Time is 04-45, The sun is nowhere to be seen, the sky is black as coal, wind is averaging about 60 MPH, and the rain is being driven sideways, I’m looking out my bedroom window and thinking bollocks to this for a game of soldier’s, I’m supposed to be going fishing, Yeh right I am, you wouldn’t turn a dog out
in this, that reminds me. 

I wonder if my mam let the cat in, no bother bloody moggy always seems to find a dry billet somewhere .

Anyway where was I?, oh fishing in this weather is crap, I look again out the window and wonder if it will brighten up any  and then look back towards my bed, I can see her curlers poking out the top of the quilt , if I play my cards right I could be balls deep before she knows what’s happening, there is nowt as nice as catching um with a full bladder in the morning, tell you what I’ll go make a brew before I decide on bank or bed, but i think my mind is already made up.

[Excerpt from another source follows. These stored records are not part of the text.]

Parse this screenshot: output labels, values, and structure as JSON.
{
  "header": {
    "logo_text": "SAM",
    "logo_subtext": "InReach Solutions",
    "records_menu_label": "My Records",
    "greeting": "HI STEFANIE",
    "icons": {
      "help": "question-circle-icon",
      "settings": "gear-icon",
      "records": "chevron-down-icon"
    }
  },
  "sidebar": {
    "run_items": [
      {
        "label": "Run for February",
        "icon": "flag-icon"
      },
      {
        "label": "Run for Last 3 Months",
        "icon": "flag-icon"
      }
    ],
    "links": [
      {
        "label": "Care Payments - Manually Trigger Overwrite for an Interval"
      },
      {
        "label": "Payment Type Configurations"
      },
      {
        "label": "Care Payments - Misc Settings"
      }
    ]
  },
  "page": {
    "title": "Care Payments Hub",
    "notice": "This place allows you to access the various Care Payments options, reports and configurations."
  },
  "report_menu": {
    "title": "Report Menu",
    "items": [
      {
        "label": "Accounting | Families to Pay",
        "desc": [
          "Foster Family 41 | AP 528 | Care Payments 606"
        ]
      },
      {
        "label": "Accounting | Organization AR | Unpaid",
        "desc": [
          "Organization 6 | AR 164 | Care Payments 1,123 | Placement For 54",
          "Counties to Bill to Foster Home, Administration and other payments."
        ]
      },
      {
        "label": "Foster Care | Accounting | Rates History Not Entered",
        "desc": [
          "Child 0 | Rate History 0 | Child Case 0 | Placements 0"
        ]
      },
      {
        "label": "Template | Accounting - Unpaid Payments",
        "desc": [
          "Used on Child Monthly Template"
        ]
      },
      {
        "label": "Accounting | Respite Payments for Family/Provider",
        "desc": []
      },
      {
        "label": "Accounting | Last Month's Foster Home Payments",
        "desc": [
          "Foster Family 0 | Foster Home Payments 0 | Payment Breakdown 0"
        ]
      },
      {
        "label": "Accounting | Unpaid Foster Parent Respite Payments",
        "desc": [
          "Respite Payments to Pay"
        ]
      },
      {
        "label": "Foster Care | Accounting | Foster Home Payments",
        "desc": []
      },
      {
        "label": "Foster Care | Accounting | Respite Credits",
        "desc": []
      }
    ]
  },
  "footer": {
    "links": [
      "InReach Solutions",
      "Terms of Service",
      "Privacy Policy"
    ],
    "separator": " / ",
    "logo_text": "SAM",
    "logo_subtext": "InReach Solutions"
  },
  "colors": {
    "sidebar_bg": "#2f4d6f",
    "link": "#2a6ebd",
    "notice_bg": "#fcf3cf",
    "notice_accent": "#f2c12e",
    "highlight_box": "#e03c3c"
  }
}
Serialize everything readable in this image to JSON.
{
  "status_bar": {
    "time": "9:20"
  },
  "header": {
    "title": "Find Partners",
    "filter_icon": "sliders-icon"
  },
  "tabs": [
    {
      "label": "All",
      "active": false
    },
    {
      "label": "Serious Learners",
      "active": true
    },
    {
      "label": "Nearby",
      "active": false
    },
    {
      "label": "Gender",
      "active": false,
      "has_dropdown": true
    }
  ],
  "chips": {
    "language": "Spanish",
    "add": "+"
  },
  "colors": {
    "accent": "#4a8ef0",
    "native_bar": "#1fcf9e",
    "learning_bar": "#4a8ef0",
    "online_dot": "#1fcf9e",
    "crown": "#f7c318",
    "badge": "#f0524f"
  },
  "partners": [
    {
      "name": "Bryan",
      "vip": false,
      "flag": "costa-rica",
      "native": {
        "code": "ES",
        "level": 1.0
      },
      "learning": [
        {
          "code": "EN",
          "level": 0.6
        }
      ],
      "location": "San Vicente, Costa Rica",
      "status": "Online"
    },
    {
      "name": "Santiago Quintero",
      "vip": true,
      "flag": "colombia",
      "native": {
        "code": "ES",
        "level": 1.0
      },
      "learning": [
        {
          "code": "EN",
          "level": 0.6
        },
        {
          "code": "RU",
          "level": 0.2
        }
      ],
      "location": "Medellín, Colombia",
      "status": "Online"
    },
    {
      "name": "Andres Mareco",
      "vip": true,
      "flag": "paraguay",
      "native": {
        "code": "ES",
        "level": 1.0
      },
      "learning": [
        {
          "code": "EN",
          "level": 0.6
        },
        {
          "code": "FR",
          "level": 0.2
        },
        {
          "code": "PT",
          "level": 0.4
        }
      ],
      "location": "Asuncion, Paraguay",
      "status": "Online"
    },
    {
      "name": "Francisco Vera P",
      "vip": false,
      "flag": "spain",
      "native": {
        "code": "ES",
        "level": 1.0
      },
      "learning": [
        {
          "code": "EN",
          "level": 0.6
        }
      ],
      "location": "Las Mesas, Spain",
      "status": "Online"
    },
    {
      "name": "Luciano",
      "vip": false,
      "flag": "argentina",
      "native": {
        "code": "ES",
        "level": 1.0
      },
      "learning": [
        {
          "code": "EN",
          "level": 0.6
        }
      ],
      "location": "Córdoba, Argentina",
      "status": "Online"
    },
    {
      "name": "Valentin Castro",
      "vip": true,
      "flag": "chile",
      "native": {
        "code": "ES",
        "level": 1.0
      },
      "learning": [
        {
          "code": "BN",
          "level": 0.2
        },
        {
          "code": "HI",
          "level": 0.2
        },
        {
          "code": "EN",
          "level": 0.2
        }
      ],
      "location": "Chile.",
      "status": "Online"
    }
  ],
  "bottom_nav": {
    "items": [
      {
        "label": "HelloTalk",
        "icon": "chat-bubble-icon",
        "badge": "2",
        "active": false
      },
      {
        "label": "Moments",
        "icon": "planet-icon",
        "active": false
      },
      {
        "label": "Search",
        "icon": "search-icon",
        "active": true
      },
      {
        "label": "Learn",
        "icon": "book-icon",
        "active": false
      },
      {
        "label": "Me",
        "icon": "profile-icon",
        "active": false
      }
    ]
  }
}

I suppose I’d better start explaining myself before I get the Mad Mick treatment from my favourite Mod and start getting deleted, so what am I rambling on about? , well if you will bear with me I’ll explain all, I’m an avid reader of anything fishy I can get my hands on, and a while ago I was sat in the throne room doing my unmentionables and flicking through some old fishing diary’s, yes I used to be one of those unfortunates that filled in a diary after every session, at my age now, I can’t be arsed but that’s another tale, and in these said diaries from one of my more successful seasons i noticed quite by chance that most of the better fish that season had come between late morning and mid-afternoon, and when i looked further into this i realized that of my top ten fish only two were caught in this dawn/pre-dawn time of day, with two caught mid-morning one caught at night and FIVE  (that’s 50% or half ) afternoon caught fish.

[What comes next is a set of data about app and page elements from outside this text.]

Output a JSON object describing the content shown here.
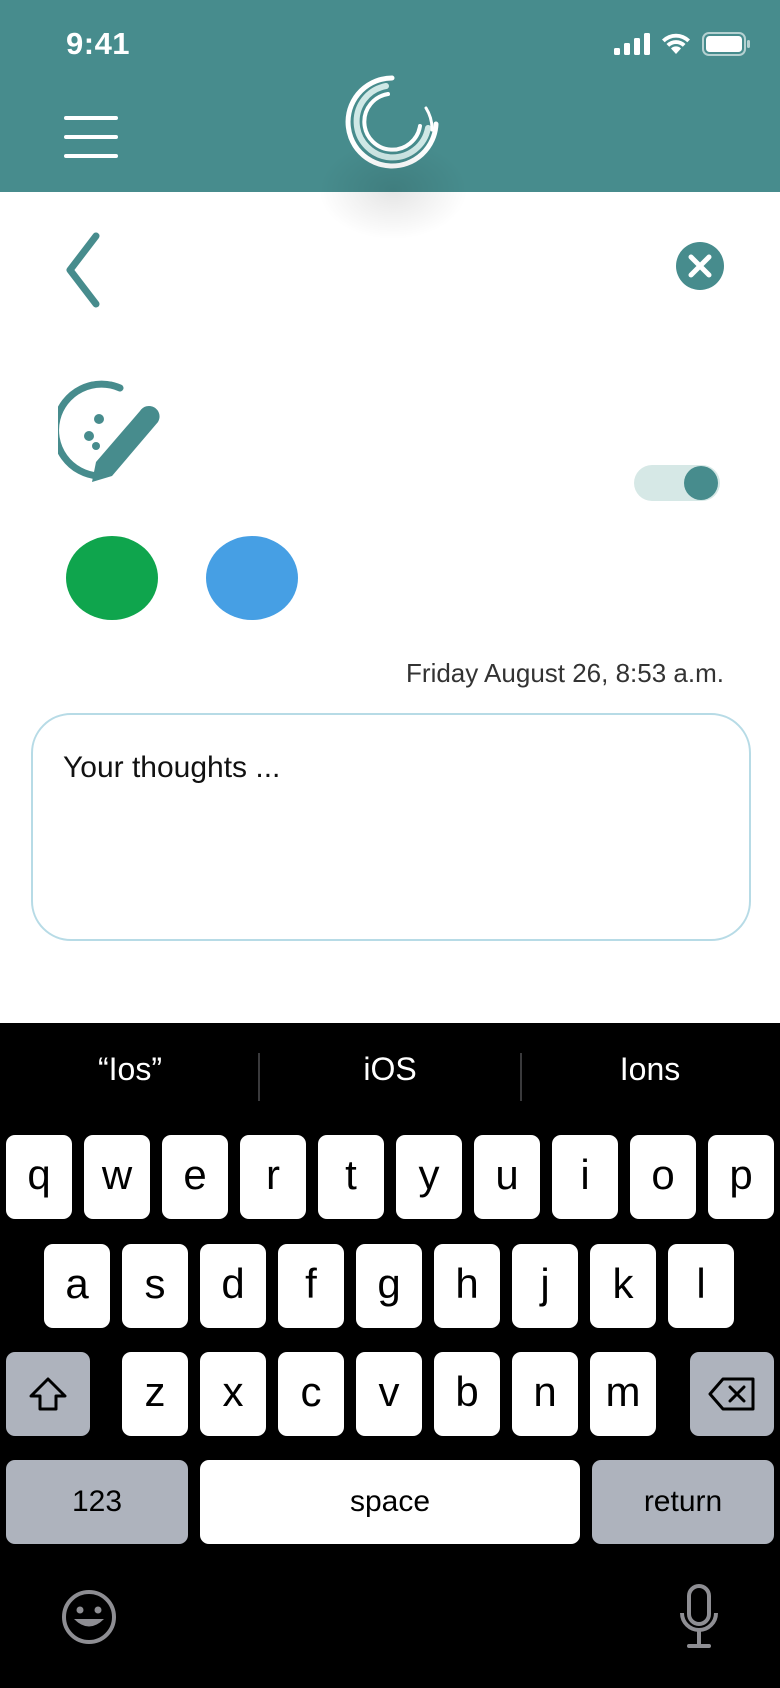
{
  "status_bar": {
    "time": "9:41"
  },
  "header": {
    "menu_icon": "hamburger-icon",
    "logo": "app-logo",
    "accent": "#478c8d"
  },
  "content": {
    "back_icon": "chevron-left-icon",
    "close_icon": "close-icon",
    "mood_icon": "mood-edit-icon",
    "toggle_on": true,
    "colors": [
      "#0fa54d",
      "#469fe4"
    ],
    "date": "Friday August 26, 8:53 a.m.",
    "thoughts_placeholder": "Your thoughts ...",
    "thoughts_value": ""
  },
  "keyboard": {
    "suggestions": [
      "“Ios”",
      "iOS",
      "Ions"
    ],
    "row1": [
      "q",
      "w",
      "e",
      "r",
      "t",
      "y",
      "u",
      "i",
      "o",
      "p"
    ],
    "row2": [
      "a",
      "s",
      "d",
      "f",
      "g",
      "h",
      "j",
      "k",
      "l"
    ],
    "row3": [
      "z",
      "x",
      "c",
      "v",
      "b",
      "n",
      "m"
    ],
    "numbers_label": "123",
    "space_label": "space",
    "return_label": "return"
  }
}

So what in the name of Torak’s teeth have I been doing getting out my nice warm pit before the sparrows have even farted, by setting the alarm for an hour before I’ve even gone to bed, don’t get me wrong i love this time of day when it seems like everybody and everything is still asleep especially if you get the weather right and watch the weak winter sun climb slowly over the horizon, it’s a magical time of day and anglers usually get to see this because nobody is daft enough to be mooching round the fields and woods at this ungodly time, but my point is, is this really essential in helping you catch fish, fair enough I know you will have your choice of swim and be set ready with your traps out for when its light enough to see,  and these reasons alone may be enough for some of our keener pikers, fishing is a personal thing and you should do what you enjoy doing if that means living out of a bivvy for a few days that’s fine by me , if you only go for a few hours on a Sunday , again fine , do what you do and balls to the rest of um.

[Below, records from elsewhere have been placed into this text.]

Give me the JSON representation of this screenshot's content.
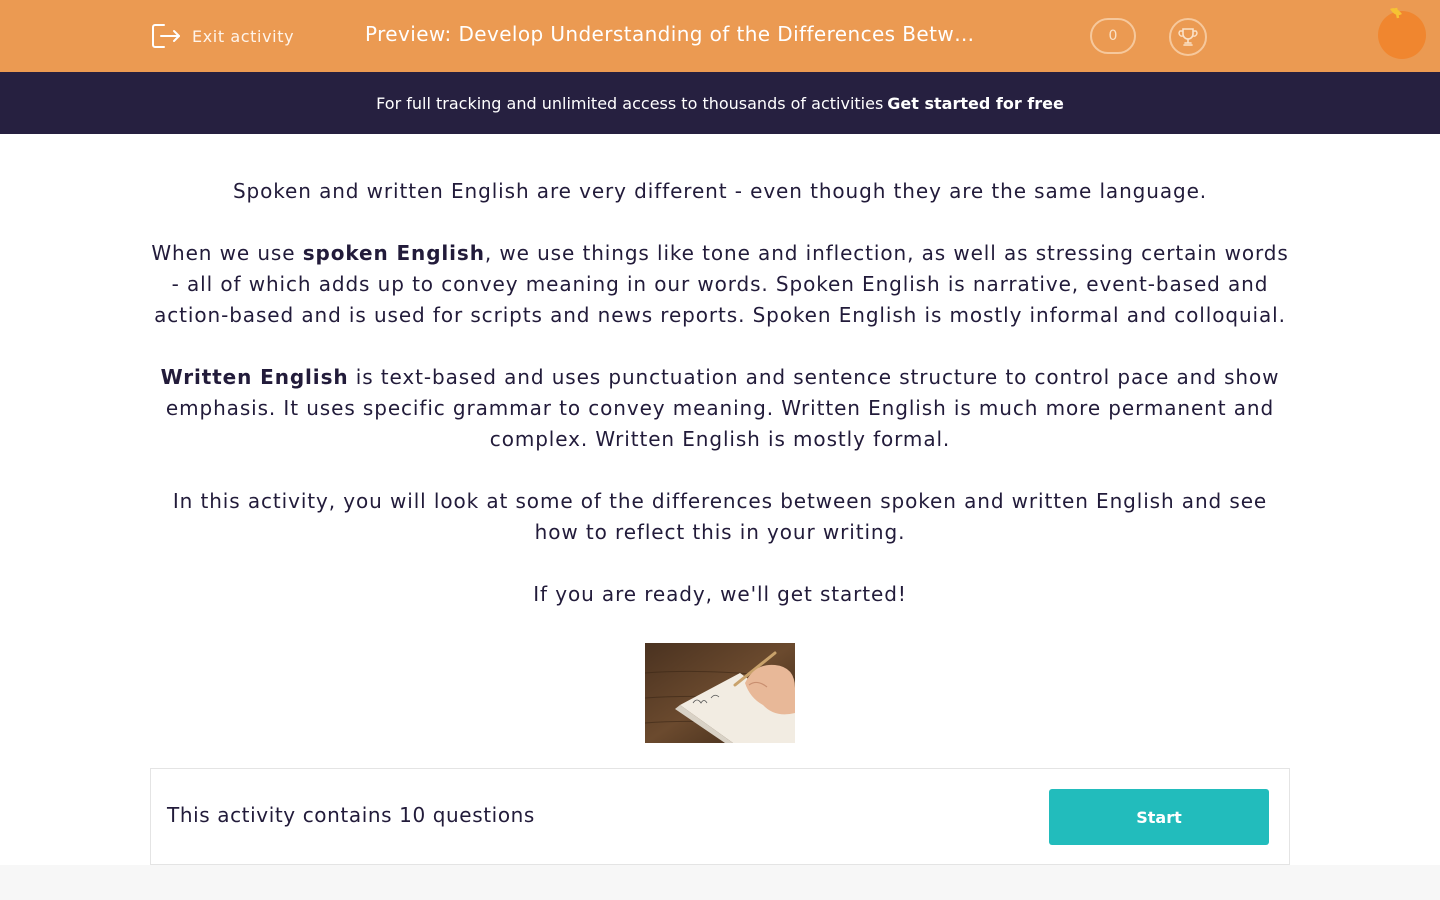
{
  "header": {
    "exit_label": "Exit activity",
    "title": "Preview: Develop Understanding of the Differences Between Spoken and Written English",
    "score": "0"
  },
  "banner": {
    "text": "For full tracking and unlimited access to thousands of activities",
    "cta": "Get started for free"
  },
  "intro": {
    "p1": "Spoken and written English are very different - even though they are the same language.",
    "p2_pre": "When we use ",
    "p2_bold": "spoken English",
    "p2_post": ", we use things like tone and inflection, as well as stressing certain words - all of which adds up to convey meaning in our words. Spoken English is narrative, event-based and action-based and is used for scripts and news reports. Spoken English is mostly informal and colloquial.",
    "p3_bold": "Written English",
    "p3_post": " is text-based and uses punctuation and sentence structure to control pace and show emphasis. It uses specific grammar to convey meaning. Written English is much more permanent and complex. Written English is mostly formal.",
    "p4": "In this activity, you will look at some of the differences between spoken and written English and see how to reflect this in your writing.",
    "p5": "If you are ready, we'll get started!"
  },
  "activity": {
    "summary": "This activity contains 10 questions",
    "start_label": "Start"
  },
  "colors": {
    "header_bg": "#eb9a52",
    "banner_bg": "#262040",
    "text": "#221b3a",
    "button": "#22bcbc"
  },
  "icons": {
    "exit": "exit-door-icon",
    "trophy": "trophy-icon",
    "logo": "orange-logo-icon"
  }
}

For reasons of my own making I’ve done very little fishing over the last couple of years and to be honest I’ve not missed it that much as my heads been well and truly stuck between my buttocks, but finally I can see a bit of light at the end of the tunnel, so the lumby’s will be dusted off and I might get to wet a line, will I be out at first light?, course I bloody will old habits die hard, but these days if the weather is crap I’m getting back into my flocks, ( go on Mr K , tell um what flocks are ) talking of my bed I’m off before she goes to the bog.